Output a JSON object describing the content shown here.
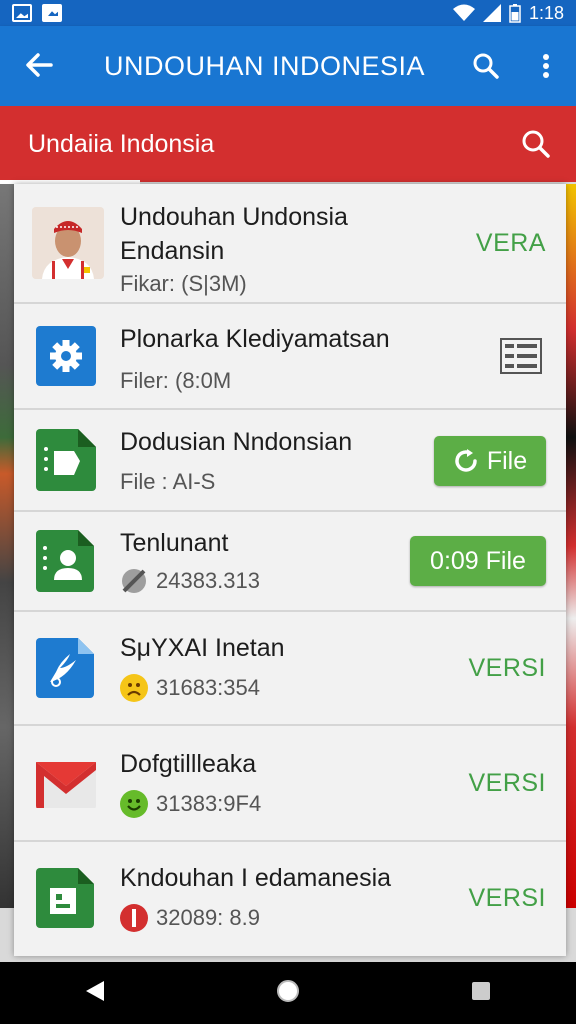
{
  "status_bar": {
    "time": "1:18"
  },
  "app_bar": {
    "title": "UNDOUHAN INDONESIA",
    "back_icon": "arrow-left-icon",
    "search_icon": "search-icon",
    "menu_icon": "more-vert-icon"
  },
  "search_bar": {
    "text": "Undaiia Indonsia",
    "icon": "search-icon"
  },
  "items": [
    {
      "title": "Undouhan Undonsia",
      "title2": "Endansin",
      "subtitle": "Fikar: (S|3M)",
      "action": "VERA"
    },
    {
      "title": "Plonarka Klediyamatsan",
      "subtitle": "Filer: (8:0M",
      "action": ""
    },
    {
      "title": "Dodusian Nndonsian",
      "subtitle": "File : AI-S",
      "action": "File"
    },
    {
      "title": "Tenlunant",
      "subtitle": "24383.313",
      "action": "0:09 File"
    },
    {
      "title": "SμΥXAI Inetan",
      "subtitle": "31683:354",
      "action": "VERSI"
    },
    {
      "title": "Dofgtillleaka",
      "subtitle": "31383:9F4",
      "action": "VERSI"
    },
    {
      "title": "Kndouhan I edamanesia",
      "subtitle": "32089: 8.9",
      "action": "VERSI"
    }
  ],
  "colors": {
    "blue_dark": "#1565c0",
    "blue": "#1976d2",
    "red": "#d32f2f",
    "green": "#43a047",
    "green_button": "#5cae46"
  }
}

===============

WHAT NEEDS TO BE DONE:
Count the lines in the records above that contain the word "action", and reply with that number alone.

SOLUTION FOR THIS TASK:
7